Greece has the boldest green energy policy of all three countries. It plans to phase out all operational coal plants by 2025 and is aiming for a 61% target for renewable electricity by 2030. The last figure is enshrined in the country’s National Energy and Climate Plan published in 2019, while a government spokesman told pv magazine that Greece aims to revise this plan, increasing the green power goals further. The government has also prepared an energy storage framework, which it plans to bring into consultation imminently. Greece’s national energy plan mandates 7.7GW of PV capacity by 2030, of which about 4 GW is already installed.
In October, Greece and Egypt also signed an agreement to develop a subsea cable linking the two countries.
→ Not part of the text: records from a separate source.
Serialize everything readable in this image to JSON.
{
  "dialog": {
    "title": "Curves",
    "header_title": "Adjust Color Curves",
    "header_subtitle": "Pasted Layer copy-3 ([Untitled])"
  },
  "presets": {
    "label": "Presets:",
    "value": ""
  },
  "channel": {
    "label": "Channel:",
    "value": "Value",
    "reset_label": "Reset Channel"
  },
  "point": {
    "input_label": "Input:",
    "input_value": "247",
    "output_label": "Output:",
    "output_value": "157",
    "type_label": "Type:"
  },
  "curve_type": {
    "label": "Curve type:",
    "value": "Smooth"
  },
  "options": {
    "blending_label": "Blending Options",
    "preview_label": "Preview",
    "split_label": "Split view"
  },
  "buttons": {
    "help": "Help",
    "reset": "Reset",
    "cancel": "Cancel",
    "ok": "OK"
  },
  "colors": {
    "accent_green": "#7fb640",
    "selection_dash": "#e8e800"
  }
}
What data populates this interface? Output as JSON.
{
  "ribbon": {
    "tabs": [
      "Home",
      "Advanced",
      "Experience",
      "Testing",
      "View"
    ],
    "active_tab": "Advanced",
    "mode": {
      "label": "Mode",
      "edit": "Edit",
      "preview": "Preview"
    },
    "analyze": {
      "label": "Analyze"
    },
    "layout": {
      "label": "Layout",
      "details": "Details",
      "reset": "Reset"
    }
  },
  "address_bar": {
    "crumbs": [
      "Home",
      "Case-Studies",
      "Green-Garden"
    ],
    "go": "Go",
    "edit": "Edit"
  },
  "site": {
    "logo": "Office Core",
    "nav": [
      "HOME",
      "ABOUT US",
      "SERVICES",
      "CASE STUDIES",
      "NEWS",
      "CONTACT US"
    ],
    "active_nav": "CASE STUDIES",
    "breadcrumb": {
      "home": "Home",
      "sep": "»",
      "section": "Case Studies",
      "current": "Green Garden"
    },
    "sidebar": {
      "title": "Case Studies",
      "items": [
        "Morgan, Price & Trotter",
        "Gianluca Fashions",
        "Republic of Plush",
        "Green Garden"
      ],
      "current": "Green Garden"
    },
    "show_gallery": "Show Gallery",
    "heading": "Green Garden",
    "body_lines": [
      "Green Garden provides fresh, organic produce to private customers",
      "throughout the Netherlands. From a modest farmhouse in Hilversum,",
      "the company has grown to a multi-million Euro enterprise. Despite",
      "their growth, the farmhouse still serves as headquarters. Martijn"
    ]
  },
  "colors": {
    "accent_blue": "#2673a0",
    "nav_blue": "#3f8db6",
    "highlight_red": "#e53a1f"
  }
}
As with the EuroAsia Interconnector, hopes are high that solar power generated in Africa can be transported to Europe. However, Egypt is far from decarbonizing its electricity supply, which runs predominantly on gas and oil power plants.
It is positive that Egypt’s 2035 Integrated Sustainable Energy Strategy emphasizes the need to turn to renewable energy. Egypt aims to increase the supply of electricity generated from renewable sources to 20% by 2022 and 42% by 2035, with solar PV accounting for 22%, wind 14%, concentrating solar power (CSP) 3%, and hydropower 2%.
Will Egypt focus on its immense solar power resources or turn to gas, given that its Zohr gas field, discovered in 2015, is one of the largest in the Mediterranean Sea? Also, will Egypt export its electricity abroad or use it to satisfy its domestic needs? The answers to these questions will depend on the economics of solar power and new gas plant construction, along with the price of electricity in the four markets.
Given that all four countries have plans to increase their reliance on renewables, the benefits of interconnections, importing and exporting power to balance their systems, is obvious. But more cooperation is required, as the new era of green power and climate change requires strategic partnerships based on common objectives and rules.
This content is protected by copyright and may not be reused. If you want to cooperate with us and would like to reuse some of our content, please contact: firstname.lastname@example.org.